I think sometimes children have things they want to ask their parents but they don’t and I think some people haven’t had the opportunity to ask their parents certain things before they pass and I think I started to call into question my mothers own life and mortality because she is very sick and there is the chance that she could die soon. I thought this was an opportunity to get some answers to questions that I’ve had for a long time.
PAUL LASTER: Now, you recently became a parent, as well. Your wife Carmen had a baby. How has that changed your life?
MICKALENE THOMAS: Tremendously! It’s beautiful. I love having a baby. I love her at this stage and I’m going to love her when she’s older. What I really love about having a kid is that you really start understanding time. Not that I didn’t understand time before, but I understand it much more. It’s so much more prevalent now because you see it changing in front of you. It’s like seeing a flower growing or seeing the buds opening on a tree. You see it from day to night, the evolution of change, immediately before your eyes. Now I really understand the importance of time. Time spent, time shared, time used, time wasted, all of that.

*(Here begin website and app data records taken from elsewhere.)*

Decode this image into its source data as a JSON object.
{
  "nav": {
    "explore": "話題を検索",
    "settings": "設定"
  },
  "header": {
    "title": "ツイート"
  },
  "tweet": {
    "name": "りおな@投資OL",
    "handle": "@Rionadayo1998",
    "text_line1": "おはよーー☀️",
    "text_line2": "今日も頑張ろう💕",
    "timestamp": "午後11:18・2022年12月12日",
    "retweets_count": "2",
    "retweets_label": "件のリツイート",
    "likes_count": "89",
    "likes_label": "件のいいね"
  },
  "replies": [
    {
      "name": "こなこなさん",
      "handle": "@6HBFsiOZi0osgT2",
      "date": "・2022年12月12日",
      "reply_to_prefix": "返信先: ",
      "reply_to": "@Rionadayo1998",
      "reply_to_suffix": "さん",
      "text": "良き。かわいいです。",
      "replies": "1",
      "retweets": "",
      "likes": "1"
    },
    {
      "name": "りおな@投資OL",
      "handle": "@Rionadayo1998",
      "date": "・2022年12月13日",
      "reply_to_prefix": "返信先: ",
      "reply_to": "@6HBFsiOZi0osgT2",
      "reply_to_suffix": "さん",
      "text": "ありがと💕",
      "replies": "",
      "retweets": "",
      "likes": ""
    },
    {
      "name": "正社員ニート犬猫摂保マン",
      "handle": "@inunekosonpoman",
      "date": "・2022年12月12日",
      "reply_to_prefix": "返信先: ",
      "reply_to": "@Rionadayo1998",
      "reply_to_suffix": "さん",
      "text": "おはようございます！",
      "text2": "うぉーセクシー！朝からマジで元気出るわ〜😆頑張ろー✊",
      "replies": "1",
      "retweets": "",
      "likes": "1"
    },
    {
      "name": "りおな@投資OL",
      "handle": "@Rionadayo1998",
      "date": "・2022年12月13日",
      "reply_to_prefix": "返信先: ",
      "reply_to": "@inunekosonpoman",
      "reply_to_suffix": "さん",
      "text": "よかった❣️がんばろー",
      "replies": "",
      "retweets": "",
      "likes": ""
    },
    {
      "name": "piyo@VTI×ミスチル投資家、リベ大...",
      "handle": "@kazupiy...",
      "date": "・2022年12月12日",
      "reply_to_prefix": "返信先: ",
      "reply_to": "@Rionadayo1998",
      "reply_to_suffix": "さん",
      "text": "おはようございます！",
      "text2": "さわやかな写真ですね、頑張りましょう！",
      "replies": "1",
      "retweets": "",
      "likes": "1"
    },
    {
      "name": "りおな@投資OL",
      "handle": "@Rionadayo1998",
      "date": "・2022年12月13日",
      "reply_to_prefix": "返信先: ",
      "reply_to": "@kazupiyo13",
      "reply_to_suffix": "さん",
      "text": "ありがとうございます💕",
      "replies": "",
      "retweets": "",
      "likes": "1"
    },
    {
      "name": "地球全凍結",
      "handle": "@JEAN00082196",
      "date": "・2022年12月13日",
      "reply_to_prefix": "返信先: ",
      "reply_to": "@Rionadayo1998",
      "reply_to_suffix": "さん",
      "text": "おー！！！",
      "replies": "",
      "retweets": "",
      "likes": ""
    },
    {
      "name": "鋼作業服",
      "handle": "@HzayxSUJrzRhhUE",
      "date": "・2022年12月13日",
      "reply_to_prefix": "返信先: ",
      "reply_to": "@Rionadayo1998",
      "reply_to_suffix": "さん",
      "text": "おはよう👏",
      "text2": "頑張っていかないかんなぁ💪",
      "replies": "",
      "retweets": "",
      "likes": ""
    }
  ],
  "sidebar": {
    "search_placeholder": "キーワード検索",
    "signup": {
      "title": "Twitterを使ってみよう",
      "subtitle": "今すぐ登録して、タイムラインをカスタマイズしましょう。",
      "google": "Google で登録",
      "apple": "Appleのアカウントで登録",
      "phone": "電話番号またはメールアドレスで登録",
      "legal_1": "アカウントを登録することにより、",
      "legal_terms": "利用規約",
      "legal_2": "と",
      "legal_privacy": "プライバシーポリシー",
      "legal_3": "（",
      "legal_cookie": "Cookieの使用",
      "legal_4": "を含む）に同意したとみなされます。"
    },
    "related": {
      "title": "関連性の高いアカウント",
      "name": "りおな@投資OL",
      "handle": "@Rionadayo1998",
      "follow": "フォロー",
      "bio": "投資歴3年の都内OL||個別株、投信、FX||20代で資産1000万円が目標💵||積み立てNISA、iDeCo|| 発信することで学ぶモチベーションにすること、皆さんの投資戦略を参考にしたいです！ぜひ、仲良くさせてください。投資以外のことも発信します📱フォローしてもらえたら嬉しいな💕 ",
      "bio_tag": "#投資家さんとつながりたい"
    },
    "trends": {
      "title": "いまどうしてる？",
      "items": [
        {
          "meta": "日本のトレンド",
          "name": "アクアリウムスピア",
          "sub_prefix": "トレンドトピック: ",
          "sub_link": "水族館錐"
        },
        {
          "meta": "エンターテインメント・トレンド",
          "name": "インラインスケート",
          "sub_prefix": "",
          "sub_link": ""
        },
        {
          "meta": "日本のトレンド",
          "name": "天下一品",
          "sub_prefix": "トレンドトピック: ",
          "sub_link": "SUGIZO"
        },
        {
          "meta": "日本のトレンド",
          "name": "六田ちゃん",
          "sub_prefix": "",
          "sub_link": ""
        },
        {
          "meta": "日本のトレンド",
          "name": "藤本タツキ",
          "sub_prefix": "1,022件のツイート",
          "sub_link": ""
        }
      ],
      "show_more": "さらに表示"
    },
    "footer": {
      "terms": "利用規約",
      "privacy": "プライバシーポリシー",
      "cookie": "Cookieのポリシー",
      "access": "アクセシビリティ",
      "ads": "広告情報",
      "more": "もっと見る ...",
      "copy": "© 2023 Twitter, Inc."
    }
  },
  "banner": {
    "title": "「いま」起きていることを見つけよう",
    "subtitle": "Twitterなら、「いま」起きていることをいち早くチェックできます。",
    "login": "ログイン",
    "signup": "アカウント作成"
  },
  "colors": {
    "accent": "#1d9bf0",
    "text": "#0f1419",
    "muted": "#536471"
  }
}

For me time is very valuable right now and it’s kind of interesting that I’m oscillating between the spaces of new life and an older life, which is my mother. I think that’s why I wanted to make this film. Here I have my mother, who’s very sick and her weakness and illnesses are taking a toll, and then I have this newborn. I’m bookended by these experiences, which leaves me with an awareness of time.